Action item:
Filter the material below down to the lines containing the word "percent".

START Given information

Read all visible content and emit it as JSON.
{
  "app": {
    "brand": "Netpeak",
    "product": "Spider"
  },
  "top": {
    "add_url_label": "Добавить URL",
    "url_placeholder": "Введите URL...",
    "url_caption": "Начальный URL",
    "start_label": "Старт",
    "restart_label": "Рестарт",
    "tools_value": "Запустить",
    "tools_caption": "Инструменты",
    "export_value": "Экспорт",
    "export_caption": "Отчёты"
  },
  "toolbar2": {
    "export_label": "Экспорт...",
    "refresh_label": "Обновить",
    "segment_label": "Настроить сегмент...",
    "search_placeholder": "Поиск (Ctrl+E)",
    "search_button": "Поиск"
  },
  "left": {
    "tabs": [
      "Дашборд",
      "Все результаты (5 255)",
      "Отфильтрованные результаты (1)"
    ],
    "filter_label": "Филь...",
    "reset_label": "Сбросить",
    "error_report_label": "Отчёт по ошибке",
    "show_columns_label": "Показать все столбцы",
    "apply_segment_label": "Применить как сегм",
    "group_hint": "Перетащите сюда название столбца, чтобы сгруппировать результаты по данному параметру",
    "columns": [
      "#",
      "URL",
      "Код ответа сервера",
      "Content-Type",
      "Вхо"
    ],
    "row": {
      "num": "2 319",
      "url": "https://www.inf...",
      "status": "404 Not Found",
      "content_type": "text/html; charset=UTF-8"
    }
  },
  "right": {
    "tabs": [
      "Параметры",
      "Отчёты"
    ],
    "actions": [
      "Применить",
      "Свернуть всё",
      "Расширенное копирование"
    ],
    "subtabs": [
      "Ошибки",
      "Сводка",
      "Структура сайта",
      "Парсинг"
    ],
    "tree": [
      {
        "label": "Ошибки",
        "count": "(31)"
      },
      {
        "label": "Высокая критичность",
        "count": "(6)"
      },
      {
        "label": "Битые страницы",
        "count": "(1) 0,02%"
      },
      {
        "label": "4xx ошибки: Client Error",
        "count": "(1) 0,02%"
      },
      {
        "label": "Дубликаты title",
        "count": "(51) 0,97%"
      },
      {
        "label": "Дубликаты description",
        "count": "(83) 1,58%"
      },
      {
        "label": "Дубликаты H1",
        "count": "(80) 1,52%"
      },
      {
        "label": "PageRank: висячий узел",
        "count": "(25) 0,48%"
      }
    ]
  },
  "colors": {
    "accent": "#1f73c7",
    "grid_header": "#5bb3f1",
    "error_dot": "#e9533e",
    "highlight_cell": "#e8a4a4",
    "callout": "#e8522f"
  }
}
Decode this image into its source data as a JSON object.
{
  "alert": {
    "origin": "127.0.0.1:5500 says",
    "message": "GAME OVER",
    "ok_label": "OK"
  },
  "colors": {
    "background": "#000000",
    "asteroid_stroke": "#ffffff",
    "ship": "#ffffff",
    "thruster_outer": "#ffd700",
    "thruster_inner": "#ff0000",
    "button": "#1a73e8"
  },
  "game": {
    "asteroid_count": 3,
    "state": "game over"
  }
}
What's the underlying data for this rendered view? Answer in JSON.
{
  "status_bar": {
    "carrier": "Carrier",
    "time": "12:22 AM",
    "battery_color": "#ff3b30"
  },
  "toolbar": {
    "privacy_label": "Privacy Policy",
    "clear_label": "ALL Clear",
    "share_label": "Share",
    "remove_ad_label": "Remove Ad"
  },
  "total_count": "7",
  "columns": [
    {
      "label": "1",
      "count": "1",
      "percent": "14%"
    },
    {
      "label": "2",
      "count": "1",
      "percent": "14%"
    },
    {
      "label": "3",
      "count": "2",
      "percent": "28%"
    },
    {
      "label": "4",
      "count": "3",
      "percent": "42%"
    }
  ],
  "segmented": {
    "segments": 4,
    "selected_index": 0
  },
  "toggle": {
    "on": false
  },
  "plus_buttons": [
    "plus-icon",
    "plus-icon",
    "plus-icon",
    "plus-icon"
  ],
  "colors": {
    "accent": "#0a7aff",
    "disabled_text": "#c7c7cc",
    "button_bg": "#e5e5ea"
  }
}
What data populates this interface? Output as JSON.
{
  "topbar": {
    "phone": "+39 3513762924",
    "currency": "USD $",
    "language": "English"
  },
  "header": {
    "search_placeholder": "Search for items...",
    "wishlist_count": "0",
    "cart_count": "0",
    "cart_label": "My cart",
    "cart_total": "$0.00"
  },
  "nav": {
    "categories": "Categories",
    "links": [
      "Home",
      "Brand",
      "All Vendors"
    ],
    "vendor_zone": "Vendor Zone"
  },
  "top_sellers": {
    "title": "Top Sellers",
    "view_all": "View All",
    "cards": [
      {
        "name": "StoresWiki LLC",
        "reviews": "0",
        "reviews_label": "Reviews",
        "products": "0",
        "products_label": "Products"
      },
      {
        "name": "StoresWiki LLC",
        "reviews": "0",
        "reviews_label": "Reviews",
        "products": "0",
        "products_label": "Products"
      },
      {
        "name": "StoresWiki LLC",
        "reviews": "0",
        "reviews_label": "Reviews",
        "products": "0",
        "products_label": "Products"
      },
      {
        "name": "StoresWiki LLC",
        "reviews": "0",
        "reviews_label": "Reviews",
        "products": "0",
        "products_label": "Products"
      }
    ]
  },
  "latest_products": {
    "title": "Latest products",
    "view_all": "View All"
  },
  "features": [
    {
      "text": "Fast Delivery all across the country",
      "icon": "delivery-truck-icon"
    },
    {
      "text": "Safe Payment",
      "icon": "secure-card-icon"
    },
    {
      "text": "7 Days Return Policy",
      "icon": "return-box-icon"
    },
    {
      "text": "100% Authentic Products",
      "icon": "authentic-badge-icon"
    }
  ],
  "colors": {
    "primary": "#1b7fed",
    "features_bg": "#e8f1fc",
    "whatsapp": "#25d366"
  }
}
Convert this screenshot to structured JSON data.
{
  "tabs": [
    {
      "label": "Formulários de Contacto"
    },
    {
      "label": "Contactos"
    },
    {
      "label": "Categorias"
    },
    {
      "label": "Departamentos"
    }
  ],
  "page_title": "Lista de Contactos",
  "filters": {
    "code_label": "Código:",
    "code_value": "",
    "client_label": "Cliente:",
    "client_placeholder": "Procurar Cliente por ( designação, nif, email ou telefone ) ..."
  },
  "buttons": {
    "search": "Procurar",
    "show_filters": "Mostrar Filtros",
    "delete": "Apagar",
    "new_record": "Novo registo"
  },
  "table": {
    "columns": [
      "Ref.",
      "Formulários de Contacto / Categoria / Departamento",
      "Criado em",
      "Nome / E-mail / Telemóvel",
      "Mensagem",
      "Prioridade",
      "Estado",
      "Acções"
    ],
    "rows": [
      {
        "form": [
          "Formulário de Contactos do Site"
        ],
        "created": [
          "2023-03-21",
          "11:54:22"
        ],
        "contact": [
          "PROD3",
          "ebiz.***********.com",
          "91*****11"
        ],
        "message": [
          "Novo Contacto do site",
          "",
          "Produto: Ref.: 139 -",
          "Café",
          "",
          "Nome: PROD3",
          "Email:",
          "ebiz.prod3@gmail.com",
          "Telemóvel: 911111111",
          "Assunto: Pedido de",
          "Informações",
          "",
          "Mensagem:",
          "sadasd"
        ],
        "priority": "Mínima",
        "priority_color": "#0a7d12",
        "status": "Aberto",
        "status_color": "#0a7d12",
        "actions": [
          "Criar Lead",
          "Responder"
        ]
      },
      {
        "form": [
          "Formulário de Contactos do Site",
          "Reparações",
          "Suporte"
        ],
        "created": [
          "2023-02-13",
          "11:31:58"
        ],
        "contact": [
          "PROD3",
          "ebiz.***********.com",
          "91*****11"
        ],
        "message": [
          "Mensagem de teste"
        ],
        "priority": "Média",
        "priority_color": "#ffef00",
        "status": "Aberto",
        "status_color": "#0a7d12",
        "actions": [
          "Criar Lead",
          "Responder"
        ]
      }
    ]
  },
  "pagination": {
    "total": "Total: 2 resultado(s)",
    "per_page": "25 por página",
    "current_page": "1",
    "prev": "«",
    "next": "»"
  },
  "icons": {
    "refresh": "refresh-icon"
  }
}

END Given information

Result below:
      "percent": "14%"
      "percent": "14%"
      "percent": "28%"
      "percent": "42%"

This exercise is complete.